2017 will be a better year for construction
South Africa’s economy is poised to grow by between 2-3% in real terms next year, which will have a knock-on effect in the building and construction sectors and lead the way out of the protracted downturn the market has experienced.
This is according to the acclaimed economist, Dr Roelof Botha, managing director of GOPA Group SA, who was speaking at the recent Readymix Conference by Sarma, where he encouraged delegates to look out for opportunities as the markets turn.
“Despite the largely negative sentiment that exists in South Africa at present the economy is still in relatively good shape and has, in fact, faired far better than other emerging market peers. Due to the diversity of our economy we have largely riden-out- the-storm thanks to sectors such as agriculture and services industries which provided a counter balance to ill performers.

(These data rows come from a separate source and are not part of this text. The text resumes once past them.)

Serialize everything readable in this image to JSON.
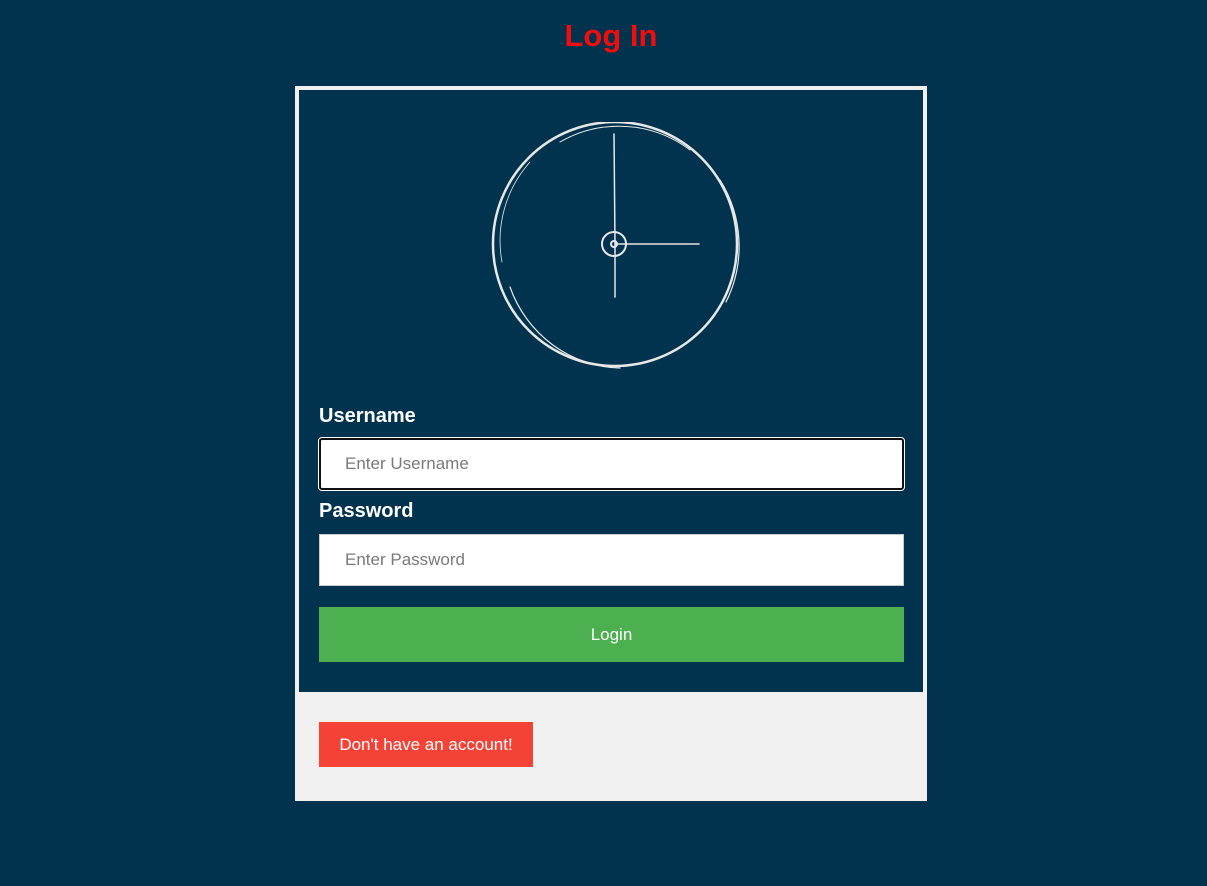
{
  "page": {
    "title": "Log In"
  },
  "form": {
    "avatar_icon": "clock-icon",
    "username_label": "Username",
    "username_placeholder": "Enter Username",
    "username_value": "",
    "password_label": "Password",
    "password_placeholder": "Enter Password",
    "password_value": "",
    "login_label": "Login"
  },
  "footer": {
    "signup_label": "Don't have an account!"
  },
  "colors": {
    "background": "#01334f",
    "title": "#f20d0d",
    "login_button": "#4caf50",
    "signup_button": "#f44336",
    "card_border": "#f1f1f1"
  }
}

“Other factors also indicate reasons to be bullish, such as increased gold demand which is at the second highest level in the history of the world. Just recently China purchased 1400 tons of gold and Russia 1000 tons, among others. This is good news for our mining sector and as commodity prices begin to swing back up it will get even better,” says Dr Botha.

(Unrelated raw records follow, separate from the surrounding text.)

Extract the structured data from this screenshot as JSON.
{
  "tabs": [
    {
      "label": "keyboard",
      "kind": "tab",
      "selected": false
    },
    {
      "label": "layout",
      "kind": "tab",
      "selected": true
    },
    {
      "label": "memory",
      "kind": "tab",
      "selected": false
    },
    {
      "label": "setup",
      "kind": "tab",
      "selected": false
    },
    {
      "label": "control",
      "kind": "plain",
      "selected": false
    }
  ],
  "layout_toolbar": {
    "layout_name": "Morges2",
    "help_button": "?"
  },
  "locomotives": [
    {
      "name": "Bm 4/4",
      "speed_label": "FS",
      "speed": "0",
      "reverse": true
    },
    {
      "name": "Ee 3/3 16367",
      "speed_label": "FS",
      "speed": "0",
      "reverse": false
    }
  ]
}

On the building front the number of building plans being passed is looking better and will lead to increased activity in future when they are converted to actual building projects. Another indication of improvement is that hardware sales are turning upwards. “This is an inherently stable market and the slightest bit of improvement in the economy should translate to positive growth in the sector.”
As for the negative sentiments, Dr Botha predicts that these will prove to be largely unfounded and that any possible downgrades will not happen in the near future. Also, he expects the Rand will not go into freefall as many naysayers might suggest. The only caveat, of course, is the unpredictable political environment and the extent to which markets will react to the internal strife within the national government.

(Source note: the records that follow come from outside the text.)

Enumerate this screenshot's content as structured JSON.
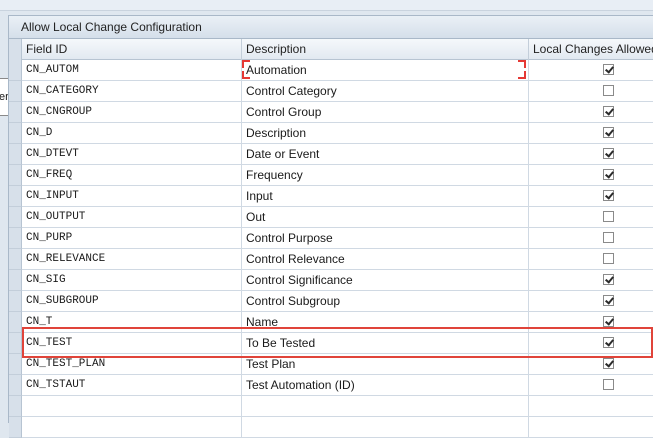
{
  "panel": {
    "title": "Allow Local Change Configuration"
  },
  "tooltip": {
    "text": "er"
  },
  "columns": [
    {
      "key": "field_id",
      "label": "Field ID"
    },
    {
      "key": "description",
      "label": "Description"
    },
    {
      "key": "local_changes",
      "label": "Local Changes Allowed"
    }
  ],
  "rows": [
    {
      "field_id": "CN_AUTOM",
      "description": "Automation",
      "allowed": true
    },
    {
      "field_id": "CN_CATEGORY",
      "description": "Control Category",
      "allowed": false
    },
    {
      "field_id": "CN_CNGROUP",
      "description": "Control Group",
      "allowed": true
    },
    {
      "field_id": "CN_D",
      "description": "Description",
      "allowed": true
    },
    {
      "field_id": "CN_DTEVT",
      "description": "Date or Event",
      "allowed": true
    },
    {
      "field_id": "CN_FREQ",
      "description": "Frequency",
      "allowed": true
    },
    {
      "field_id": "CN_INPUT",
      "description": "Input",
      "allowed": true
    },
    {
      "field_id": "CN_OUTPUT",
      "description": "Out",
      "allowed": false
    },
    {
      "field_id": "CN_PURP",
      "description": "Control Purpose",
      "allowed": false
    },
    {
      "field_id": "CN_RELEVANCE",
      "description": "Control Relevance",
      "allowed": false
    },
    {
      "field_id": "CN_SIG",
      "description": "Control Significance",
      "allowed": true
    },
    {
      "field_id": "CN_SUBGROUP",
      "description": "Control Subgroup",
      "allowed": true
    },
    {
      "field_id": "CN_T",
      "description": "Name",
      "allowed": true
    },
    {
      "field_id": "CN_TEST",
      "description": "To Be Tested",
      "allowed": true
    },
    {
      "field_id": "CN_TEST_PLAN",
      "description": "Test Plan",
      "allowed": true
    },
    {
      "field_id": "CN_TSTAUT",
      "description": "Test Automation (ID)",
      "allowed": false
    }
  ],
  "colors": {
    "highlight": "#e0443a",
    "focus": "#e53935"
  }
}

“There is a lot of positive and a lot of money to be made. We predict that CPI will go down and as a result interest rates will not rise again in the near future. At present, our per capita disposable income ratio is good, the index of manufacturing volume is rising; and metals prices, of the type mined in South Africa, are up by 20%. That means overall our macro-economic outlook is better than one reads in the media.”